What is required.
Retyping the records exactly, down to the last line, is the whole job.

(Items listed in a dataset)
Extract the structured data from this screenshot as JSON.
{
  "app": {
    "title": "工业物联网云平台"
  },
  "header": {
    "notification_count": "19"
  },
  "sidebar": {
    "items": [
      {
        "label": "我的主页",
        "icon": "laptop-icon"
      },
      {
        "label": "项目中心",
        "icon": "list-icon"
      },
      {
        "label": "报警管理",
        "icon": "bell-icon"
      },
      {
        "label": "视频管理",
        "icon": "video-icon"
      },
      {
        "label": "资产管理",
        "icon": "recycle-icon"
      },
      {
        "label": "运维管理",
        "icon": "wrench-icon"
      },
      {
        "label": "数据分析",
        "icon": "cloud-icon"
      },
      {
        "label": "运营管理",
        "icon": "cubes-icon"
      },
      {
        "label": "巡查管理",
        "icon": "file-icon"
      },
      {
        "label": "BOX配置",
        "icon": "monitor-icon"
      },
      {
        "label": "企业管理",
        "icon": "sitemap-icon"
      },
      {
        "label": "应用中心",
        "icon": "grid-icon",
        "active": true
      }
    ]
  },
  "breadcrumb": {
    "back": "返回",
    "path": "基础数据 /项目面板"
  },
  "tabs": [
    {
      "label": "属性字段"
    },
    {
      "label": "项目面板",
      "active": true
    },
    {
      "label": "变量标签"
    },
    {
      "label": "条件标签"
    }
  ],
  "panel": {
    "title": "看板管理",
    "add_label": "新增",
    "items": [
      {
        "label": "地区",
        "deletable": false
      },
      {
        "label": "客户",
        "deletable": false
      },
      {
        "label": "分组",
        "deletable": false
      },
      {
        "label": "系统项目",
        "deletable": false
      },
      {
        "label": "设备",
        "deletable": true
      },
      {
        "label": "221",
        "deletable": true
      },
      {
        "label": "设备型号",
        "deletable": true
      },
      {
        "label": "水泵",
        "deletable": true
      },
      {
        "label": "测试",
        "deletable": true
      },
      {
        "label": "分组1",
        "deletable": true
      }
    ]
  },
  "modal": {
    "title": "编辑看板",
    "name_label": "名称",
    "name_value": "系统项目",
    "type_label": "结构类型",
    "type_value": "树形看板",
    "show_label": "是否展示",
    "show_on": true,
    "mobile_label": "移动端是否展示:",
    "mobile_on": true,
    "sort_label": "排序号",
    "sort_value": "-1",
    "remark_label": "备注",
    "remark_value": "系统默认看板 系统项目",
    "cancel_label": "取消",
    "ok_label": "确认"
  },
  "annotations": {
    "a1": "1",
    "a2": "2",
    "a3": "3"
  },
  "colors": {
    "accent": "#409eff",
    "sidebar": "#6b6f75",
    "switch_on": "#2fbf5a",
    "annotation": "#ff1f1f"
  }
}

Answer space.
Extract the structured data from this screenshot as JSON.
{
  "app": {
    "title": "工业物联网云平台"
  },
  "header": {
    "notification_count": "19"
  },
  "sidebar": {
    "items": [
      {
        "label": "我的主页",
        "icon": "laptop-icon"
      },
      {
        "label": "项目中心",
        "icon": "list-icon"
      },
      {
        "label": "报警管理",
        "icon": "bell-icon"
      },
      {
        "label": "视频管理",
        "icon": "video-icon"
      },
      {
        "label": "资产管理",
        "icon": "recycle-icon"
      },
      {
        "label": "运维管理",
        "icon": "wrench-icon"
      },
      {
        "label": "数据分析",
        "icon": "cloud-icon"
      },
      {
        "label": "运营管理",
        "icon": "cubes-icon"
      },
      {
        "label": "巡查管理",
        "icon": "file-icon"
      },
      {
        "label": "BOX配置",
        "icon": "monitor-icon"
      },
      {
        "label": "企业管理",
        "icon": "sitemap-icon"
      },
      {
        "label": "应用中心",
        "icon": "grid-icon",
        "active": true
      }
    ]
  },
  "breadcrumb": {
    "back": "返回",
    "path": "基础数据 /项目面板"
  },
  "tabs": [
    {
      "label": "属性字段"
    },
    {
      "label": "项目面板",
      "active": true
    },
    {
      "label": "变量标签"
    },
    {
      "label": "条件标签"
    }
  ],
  "panel": {
    "title": "看板管理",
    "add_label": "新增",
    "items": [
      {
        "label": "地区",
        "deletable": false
      },
      {
        "label": "客户",
        "deletable": false
      },
      {
        "label": "分组",
        "deletable": false
      },
      {
        "label": "系统项目",
        "deletable": false
      },
      {
        "label": "设备",
        "deletable": true
      },
      {
        "label": "221",
        "deletable": true
      },
      {
        "label": "设备型号",
        "deletable": true
      },
      {
        "label": "水泵",
        "deletable": true
      },
      {
        "label": "测试",
        "deletable": true
      },
      {
        "label": "分组1",
        "deletable": true
      }
    ]
  },
  "modal": {
    "title": "编辑看板",
    "name_label": "名称",
    "name_value": "系统项目",
    "type_label": "结构类型",
    "type_value": "树形看板",
    "show_label": "是否展示",
    "show_on": true,
    "mobile_label": "移动端是否展示:",
    "mobile_on": true,
    "sort_label": "排序号",
    "sort_value": "-1",
    "remark_label": "备注",
    "remark_value": "系统默认看板 系统项目",
    "cancel_label": "取消",
    "ok_label": "确认"
  },
  "annotations": {
    "a1": "1",
    "a2": "2",
    "a3": "3"
  },
  "colors": {
    "accent": "#409eff",
    "sidebar": "#6b6f75",
    "switch_on": "#2fbf5a",
    "annotation": "#ff1f1f"
  }
}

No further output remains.